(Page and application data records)
# # #

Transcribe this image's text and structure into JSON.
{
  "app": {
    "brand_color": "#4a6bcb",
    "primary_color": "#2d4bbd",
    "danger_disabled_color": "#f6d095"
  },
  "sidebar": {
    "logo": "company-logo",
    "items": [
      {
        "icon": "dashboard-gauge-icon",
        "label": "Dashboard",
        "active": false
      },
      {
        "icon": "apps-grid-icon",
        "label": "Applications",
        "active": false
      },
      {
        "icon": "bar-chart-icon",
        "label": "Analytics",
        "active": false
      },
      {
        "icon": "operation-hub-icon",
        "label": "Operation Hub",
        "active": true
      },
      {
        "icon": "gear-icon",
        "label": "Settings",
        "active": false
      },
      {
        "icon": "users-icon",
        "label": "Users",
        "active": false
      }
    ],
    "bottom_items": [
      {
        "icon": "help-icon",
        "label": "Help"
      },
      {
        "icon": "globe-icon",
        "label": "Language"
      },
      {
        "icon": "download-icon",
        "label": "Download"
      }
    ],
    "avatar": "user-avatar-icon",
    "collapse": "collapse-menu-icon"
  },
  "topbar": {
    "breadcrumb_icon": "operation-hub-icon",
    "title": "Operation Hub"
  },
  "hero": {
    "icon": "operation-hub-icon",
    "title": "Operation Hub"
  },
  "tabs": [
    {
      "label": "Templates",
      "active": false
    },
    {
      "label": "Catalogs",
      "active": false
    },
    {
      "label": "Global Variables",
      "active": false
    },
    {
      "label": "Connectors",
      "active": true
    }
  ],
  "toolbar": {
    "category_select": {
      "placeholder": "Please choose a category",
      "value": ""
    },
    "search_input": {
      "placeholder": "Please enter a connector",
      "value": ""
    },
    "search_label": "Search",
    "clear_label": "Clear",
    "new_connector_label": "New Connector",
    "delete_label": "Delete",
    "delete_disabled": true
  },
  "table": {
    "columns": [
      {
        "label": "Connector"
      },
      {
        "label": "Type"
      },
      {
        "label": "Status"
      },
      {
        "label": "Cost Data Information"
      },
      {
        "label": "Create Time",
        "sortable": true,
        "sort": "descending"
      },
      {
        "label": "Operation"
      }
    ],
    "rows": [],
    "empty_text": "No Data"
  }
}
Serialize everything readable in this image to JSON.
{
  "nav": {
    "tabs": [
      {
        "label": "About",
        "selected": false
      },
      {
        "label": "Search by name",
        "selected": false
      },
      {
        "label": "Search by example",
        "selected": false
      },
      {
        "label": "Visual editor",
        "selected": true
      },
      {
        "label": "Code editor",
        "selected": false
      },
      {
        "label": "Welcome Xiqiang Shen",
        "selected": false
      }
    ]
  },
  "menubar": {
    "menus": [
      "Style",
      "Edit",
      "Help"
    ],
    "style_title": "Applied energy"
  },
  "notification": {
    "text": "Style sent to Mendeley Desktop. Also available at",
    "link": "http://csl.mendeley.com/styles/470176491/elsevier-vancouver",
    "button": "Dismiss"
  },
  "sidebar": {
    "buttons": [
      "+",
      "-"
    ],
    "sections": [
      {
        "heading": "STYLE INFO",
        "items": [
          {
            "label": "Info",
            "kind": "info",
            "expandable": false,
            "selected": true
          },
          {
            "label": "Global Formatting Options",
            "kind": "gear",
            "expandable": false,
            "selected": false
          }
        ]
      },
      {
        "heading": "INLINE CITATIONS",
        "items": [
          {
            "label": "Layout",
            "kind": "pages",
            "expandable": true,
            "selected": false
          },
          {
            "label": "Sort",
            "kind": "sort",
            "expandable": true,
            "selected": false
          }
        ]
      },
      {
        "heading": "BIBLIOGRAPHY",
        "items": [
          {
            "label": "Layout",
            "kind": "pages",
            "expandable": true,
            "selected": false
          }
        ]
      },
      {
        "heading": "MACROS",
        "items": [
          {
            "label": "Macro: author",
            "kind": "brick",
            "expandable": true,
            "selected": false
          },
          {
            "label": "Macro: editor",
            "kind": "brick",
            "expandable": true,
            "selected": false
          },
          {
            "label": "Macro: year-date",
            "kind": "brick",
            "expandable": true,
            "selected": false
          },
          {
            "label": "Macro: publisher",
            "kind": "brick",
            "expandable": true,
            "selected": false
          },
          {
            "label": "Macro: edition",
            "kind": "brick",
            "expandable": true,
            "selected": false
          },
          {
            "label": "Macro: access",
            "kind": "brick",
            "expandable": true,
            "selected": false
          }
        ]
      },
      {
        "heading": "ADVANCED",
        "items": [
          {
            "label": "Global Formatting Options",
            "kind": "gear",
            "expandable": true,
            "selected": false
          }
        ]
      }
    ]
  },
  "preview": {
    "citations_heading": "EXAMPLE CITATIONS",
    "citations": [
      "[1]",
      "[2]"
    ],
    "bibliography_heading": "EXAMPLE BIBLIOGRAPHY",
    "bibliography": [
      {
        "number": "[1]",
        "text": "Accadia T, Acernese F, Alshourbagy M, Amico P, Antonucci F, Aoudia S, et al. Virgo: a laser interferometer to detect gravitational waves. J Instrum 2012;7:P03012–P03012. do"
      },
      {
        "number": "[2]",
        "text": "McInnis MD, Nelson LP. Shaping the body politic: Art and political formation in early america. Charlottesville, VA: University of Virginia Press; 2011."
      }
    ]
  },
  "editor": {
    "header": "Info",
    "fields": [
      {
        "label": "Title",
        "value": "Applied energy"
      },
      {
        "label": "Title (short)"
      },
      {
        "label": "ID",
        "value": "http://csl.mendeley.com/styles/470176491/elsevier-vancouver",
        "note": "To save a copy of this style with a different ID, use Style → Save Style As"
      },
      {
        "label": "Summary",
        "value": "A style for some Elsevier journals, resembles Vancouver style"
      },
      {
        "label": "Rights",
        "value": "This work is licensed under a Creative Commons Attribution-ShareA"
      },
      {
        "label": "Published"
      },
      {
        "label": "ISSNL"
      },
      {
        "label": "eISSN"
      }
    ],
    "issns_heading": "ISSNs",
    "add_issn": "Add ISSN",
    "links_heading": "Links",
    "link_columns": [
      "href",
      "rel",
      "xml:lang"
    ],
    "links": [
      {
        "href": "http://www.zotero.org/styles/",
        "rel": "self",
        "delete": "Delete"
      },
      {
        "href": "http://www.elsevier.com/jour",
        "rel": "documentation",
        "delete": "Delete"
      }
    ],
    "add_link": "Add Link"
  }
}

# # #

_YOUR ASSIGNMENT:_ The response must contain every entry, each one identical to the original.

_OUTPUT:_
Transcribe this image's text and structure into JSON.
{
  "app": {
    "brand_color": "#4a6bcb",
    "primary_color": "#2d4bbd",
    "danger_disabled_color": "#f6d095"
  },
  "sidebar": {
    "logo": "company-logo",
    "items": [
      {
        "icon": "dashboard-gauge-icon",
        "label": "Dashboard",
        "active": false
      },
      {
        "icon": "apps-grid-icon",
        "label": "Applications",
        "active": false
      },
      {
        "icon": "bar-chart-icon",
        "label": "Analytics",
        "active": false
      },
      {
        "icon": "operation-hub-icon",
        "label": "Operation Hub",
        "active": true
      },
      {
        "icon": "gear-icon",
        "label": "Settings",
        "active": false
      },
      {
        "icon": "users-icon",
        "label": "Users",
        "active": false
      }
    ],
    "bottom_items": [
      {
        "icon": "help-icon",
        "label": "Help"
      },
      {
        "icon": "globe-icon",
        "label": "Language"
      },
      {
        "icon": "download-icon",
        "label": "Download"
      }
    ],
    "avatar": "user-avatar-icon",
    "collapse": "collapse-menu-icon"
  },
  "topbar": {
    "breadcrumb_icon": "operation-hub-icon",
    "title": "Operation Hub"
  },
  "hero": {
    "icon": "operation-hub-icon",
    "title": "Operation Hub"
  },
  "tabs": [
    {
      "label": "Templates",
      "active": false
    },
    {
      "label": "Catalogs",
      "active": false
    },
    {
      "label": "Global Variables",
      "active": false
    },
    {
      "label": "Connectors",
      "active": true
    }
  ],
  "toolbar": {
    "category_select": {
      "placeholder": "Please choose a category",
      "value": ""
    },
    "search_input": {
      "placeholder": "Please enter a connector",
      "value": ""
    },
    "search_label": "Search",
    "clear_label": "Clear",
    "new_connector_label": "New Connector",
    "delete_label": "Delete",
    "delete_disabled": true
  },
  "table": {
    "columns": [
      {
        "label": "Connector"
      },
      {
        "label": "Type"
      },
      {
        "label": "Status"
      },
      {
        "label": "Cost Data Information"
      },
      {
        "label": "Create Time",
        "sortable": true,
        "sort": "descending"
      },
      {
        "label": "Operation"
      }
    ],
    "rows": [],
    "empty_text": "No Data"
  }
}
Serialize everything readable in this image to JSON.
{
  "nav": {
    "tabs": [
      {
        "label": "About",
        "selected": false
      },
      {
        "label": "Search by name",
        "selected": false
      },
      {
        "label": "Search by example",
        "selected": false
      },
      {
        "label": "Visual editor",
        "selected": true
      },
      {
        "label": "Code editor",
        "selected": false
      },
      {
        "label": "Welcome Xiqiang Shen",
        "selected": false
      }
    ]
  },
  "menubar": {
    "menus": [
      "Style",
      "Edit",
      "Help"
    ],
    "style_title": "Applied energy"
  },
  "notification": {
    "text": "Style sent to Mendeley Desktop. Also available at",
    "link": "http://csl.mendeley.com/styles/470176491/elsevier-vancouver",
    "button": "Dismiss"
  },
  "sidebar": {
    "buttons": [
      "+",
      "-"
    ],
    "sections": [
      {
        "heading": "STYLE INFO",
        "items": [
          {
            "label": "Info",
            "kind": "info",
            "expandable": false,
            "selected": true
          },
          {
            "label": "Global Formatting Options",
            "kind": "gear",
            "expandable": false,
            "selected": false
          }
        ]
      },
      {
        "heading": "INLINE CITATIONS",
        "items": [
          {
            "label": "Layout",
            "kind": "pages",
            "expandable": true,
            "selected": false
          },
          {
            "label": "Sort",
            "kind": "sort",
            "expandable": true,
            "selected": false
          }
        ]
      },
      {
        "heading": "BIBLIOGRAPHY",
        "items": [
          {
            "label": "Layout",
            "kind": "pages",
            "expandable": true,
            "selected": false
          }
        ]
      },
      {
        "heading": "MACROS",
        "items": [
          {
            "label": "Macro: author",
            "kind": "brick",
            "expandable": true,
            "selected": false
          },
          {
            "label": "Macro: editor",
            "kind": "brick",
            "expandable": true,
            "selected": false
          },
          {
            "label": "Macro: year-date",
            "kind": "brick",
            "expandable": true,
            "selected": false
          },
          {
            "label": "Macro: publisher",
            "kind": "brick",
            "expandable": true,
            "selected": false
          },
          {
            "label": "Macro: edition",
            "kind": "brick",
            "expandable": true,
            "selected": false
          },
          {
            "label": "Macro: access",
            "kind": "brick",
            "expandable": true,
            "selected": false
          }
        ]
      },
      {
        "heading": "ADVANCED",
        "items": [
          {
            "label": "Global Formatting Options",
            "kind": "gear",
            "expandable": true,
            "selected": false
          }
        ]
      }
    ]
  },
  "preview": {
    "citations_heading": "EXAMPLE CITATIONS",
    "citations": [
      "[1]",
      "[2]"
    ],
    "bibliography_heading": "EXAMPLE BIBLIOGRAPHY",
    "bibliography": [
      {
        "number": "[1]",
        "text": "Accadia T, Acernese F, Alshourbagy M, Amico P, Antonucci F, Aoudia S, et al. Virgo: a laser interferometer to detect gravitational waves. J Instrum 2012;7:P03012–P03012. do"
      },
      {
        "number": "[2]",
        "text": "McInnis MD, Nelson LP. Shaping the body politic: Art and political formation in early america. Charlottesville, VA: University of Virginia Press; 2011."
      }
    ]
  },
  "editor": {
    "header": "Info",
    "fields": [
      {
        "label": "Title",
        "value": "Applied energy"
      },
      {
        "label": "Title (short)"
      },
      {
        "label": "ID",
        "value": "http://csl.mendeley.com/styles/470176491/elsevier-vancouver",
        "note": "To save a copy of this style with a different ID, use Style → Save Style As"
      },
      {
        "label": "Summary",
        "value": "A style for some Elsevier journals, resembles Vancouver style"
      },
      {
        "label": "Rights",
        "value": "This work is licensed under a Creative Commons Attribution-ShareA"
      },
      {
        "label": "Published"
      },
      {
        "label": "ISSNL"
      },
      {
        "label": "eISSN"
      }
    ],
    "issns_heading": "ISSNs",
    "add_issn": "Add ISSN",
    "links_heading": "Links",
    "link_columns": [
      "href",
      "rel",
      "xml:lang"
    ],
    "links": [
      {
        "href": "http://www.zotero.org/styles/",
        "rel": "self",
        "delete": "Delete"
      },
      {
        "href": "http://www.elsevier.com/jour",
        "rel": "documentation",
        "delete": "Delete"
      }
    ],
    "add_link": "Add Link"
  }
}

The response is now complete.